As usual, Ray based out of Hermosillo and, after the trip to Arivechi, returned to El Encanto on a Saturday night. It was time to get a meal and some shut eye.
Some geologists working for U.S. and Canadian mining companies had come back to Hermosillo to get a bath and meal and sleep in a regular bed. Dad knew several of them, because they were all hunting minerals.
They had a meal together and, afterward, sat around telling yarns and treasure hunting stories.
One of geologists mentioned he’d been shown ruins of an adobe ranch house 20 miles north of Hermosillo where Pancho Villa was said to have buried his gold on his retreat from Agua Prieta.
Villa’s Defeat at Agua Prieta
The background history was described: Pancho Villa’s stronghold region was south of El Paso, Texas. He wanted to take control of the west coast of Mexico, so he moved his army west to attack Agua Prieta south of Douglas, Arizona.
However, prior to Pancho Villa reaching the town, the U.S. allowed Mexican Federal troops to go by train across Texas, New Mexico, and Arizona to reach Agua Prieta where they had time to set up trenches, barbed wire barricades, dynamite mines…and search lights it is claimed came from the U.S.
Villa attacked out in that desert at night against these unforeseen obstacles and failed.
Pancho Villa retreated south toward Hermosillo, then went east over mountains to Chihuahua and what was left of his army.
The story is that Villa had pack mules loaded with gold or silver and was stripping himself of unnecessary items to be able to travel faster to Chihuahua and what was left of army. He needed a place to leave the treasure.
Hunting Pancho Villa’s Treasure
The geologist asked Dad if he had metal detector.
“I was shown the house where Pancho Villa supposedly hid his treasure, but the roof and walls caved. We need a metal detector.”
Contrasting with the painstaking plans Ray usually made for expeditions, he agreed to this impromptu treasure hunt. Everyone at the table piled into two cars and drove north 20 miles, and then down side road.
Sure enough, there was an old house. Ray got out the detector.
Sure enough, something was under the dirt.
Everyone started digging but, suddenly, heard someone singing in the dark. Surprised and confused by this, they stopped and peered into the night.
A cowboy, apparently tanked up from an evening in town, rode by, singing.
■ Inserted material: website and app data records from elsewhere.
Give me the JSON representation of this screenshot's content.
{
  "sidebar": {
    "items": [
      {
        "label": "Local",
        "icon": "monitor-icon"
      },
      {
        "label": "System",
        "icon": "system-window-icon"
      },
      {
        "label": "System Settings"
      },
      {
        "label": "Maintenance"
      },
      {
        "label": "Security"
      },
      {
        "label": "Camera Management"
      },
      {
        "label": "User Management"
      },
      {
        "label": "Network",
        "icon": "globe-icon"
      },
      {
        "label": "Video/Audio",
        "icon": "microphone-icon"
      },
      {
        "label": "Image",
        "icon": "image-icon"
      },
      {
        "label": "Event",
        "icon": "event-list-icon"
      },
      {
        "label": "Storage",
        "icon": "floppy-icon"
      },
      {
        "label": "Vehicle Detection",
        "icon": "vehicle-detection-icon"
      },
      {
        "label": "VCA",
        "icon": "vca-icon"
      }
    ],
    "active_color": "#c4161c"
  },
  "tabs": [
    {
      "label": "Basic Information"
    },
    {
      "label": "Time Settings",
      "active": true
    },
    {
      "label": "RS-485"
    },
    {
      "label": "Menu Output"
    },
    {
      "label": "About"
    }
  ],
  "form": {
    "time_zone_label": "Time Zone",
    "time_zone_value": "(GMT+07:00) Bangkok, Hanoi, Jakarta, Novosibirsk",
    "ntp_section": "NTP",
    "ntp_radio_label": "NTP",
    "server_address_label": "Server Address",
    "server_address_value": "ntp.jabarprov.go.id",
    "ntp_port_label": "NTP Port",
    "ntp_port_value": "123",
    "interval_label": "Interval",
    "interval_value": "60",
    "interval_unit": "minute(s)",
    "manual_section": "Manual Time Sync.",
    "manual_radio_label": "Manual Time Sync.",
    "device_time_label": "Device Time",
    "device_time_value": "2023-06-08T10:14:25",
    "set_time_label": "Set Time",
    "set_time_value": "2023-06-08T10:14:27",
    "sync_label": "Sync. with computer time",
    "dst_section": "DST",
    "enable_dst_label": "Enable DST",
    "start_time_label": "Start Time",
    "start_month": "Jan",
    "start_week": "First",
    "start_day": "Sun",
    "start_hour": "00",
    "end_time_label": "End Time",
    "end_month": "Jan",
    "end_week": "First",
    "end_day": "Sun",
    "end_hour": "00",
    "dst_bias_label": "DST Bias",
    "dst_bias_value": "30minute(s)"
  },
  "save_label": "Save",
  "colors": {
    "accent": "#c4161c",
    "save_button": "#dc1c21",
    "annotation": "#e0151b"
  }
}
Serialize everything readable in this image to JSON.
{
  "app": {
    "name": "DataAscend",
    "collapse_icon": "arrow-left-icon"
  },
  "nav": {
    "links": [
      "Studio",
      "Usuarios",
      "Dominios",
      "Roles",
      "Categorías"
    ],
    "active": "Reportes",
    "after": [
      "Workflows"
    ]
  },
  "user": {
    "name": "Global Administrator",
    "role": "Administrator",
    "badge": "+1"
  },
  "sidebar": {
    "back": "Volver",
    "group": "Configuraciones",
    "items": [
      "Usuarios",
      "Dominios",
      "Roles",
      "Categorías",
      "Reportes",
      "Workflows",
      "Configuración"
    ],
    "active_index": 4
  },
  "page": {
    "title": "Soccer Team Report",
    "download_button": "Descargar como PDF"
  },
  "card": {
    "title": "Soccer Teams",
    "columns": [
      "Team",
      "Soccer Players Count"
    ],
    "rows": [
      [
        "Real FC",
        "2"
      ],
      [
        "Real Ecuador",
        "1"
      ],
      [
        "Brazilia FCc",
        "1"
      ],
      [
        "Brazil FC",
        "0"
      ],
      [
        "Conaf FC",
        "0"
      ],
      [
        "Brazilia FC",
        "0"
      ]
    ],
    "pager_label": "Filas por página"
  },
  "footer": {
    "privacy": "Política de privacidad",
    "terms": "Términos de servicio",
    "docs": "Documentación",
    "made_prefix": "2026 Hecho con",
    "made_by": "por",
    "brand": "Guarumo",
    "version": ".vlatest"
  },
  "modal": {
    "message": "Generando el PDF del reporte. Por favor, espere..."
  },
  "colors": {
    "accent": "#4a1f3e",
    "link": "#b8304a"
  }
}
Everyone hunkered down and returned to digging and thinking about Pancho Villa and all those riches he had to dump somewhere.
The detector showed stronger signals as they got further down.
Finally, they uncovered it.
An old set of metal bedsprings.
Hey, it happens sometimes, especially if you didn’t plan to be out in the desert at night.
© Mark Dorr, All Rights Reserved
References & Image Credits:
(1) Wikipedia Photo 1
(4) Wikipedia Image 2
(7) Information reference: Ray Dorr
(8) Google Books
(9) Wikimedia: Pancho
(10) Wikipedia: Taking of Zacatecas
(11) Wikimedia: Battle